:: Task requirements ::
Copy, from the entries below, each line in which the string "hint" appears.

Excerpts from an interface dataset
┄┄┄┄┄┄┄┄┄┄
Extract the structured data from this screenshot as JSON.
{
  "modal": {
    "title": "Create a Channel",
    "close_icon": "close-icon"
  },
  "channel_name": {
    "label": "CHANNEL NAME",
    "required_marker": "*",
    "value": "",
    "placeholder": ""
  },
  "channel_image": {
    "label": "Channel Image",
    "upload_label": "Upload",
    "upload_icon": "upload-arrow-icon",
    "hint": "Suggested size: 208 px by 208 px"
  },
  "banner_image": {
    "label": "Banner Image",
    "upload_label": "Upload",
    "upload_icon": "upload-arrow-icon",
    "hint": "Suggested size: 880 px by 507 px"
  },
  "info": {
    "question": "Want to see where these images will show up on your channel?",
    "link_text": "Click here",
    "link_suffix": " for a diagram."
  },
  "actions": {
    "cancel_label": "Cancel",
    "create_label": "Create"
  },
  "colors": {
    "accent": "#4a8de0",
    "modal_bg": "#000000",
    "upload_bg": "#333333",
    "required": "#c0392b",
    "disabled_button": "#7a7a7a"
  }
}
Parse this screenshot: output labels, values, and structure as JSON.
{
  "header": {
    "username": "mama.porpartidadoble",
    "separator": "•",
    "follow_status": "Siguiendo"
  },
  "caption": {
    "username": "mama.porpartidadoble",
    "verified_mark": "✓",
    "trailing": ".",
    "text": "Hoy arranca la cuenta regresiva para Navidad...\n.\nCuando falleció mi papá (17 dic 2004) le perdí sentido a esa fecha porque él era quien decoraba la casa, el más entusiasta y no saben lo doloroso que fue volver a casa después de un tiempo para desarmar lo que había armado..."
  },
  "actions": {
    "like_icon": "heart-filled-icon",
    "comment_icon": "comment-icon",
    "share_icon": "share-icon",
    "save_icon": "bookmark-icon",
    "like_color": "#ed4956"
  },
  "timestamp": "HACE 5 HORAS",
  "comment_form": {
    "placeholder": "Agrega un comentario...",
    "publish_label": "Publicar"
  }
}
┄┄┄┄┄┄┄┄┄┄
:: Finished task ::
    "hint": "Suggested size: 208 px by 208 px"
    "hint": "Suggested size: 880 px by 507 px"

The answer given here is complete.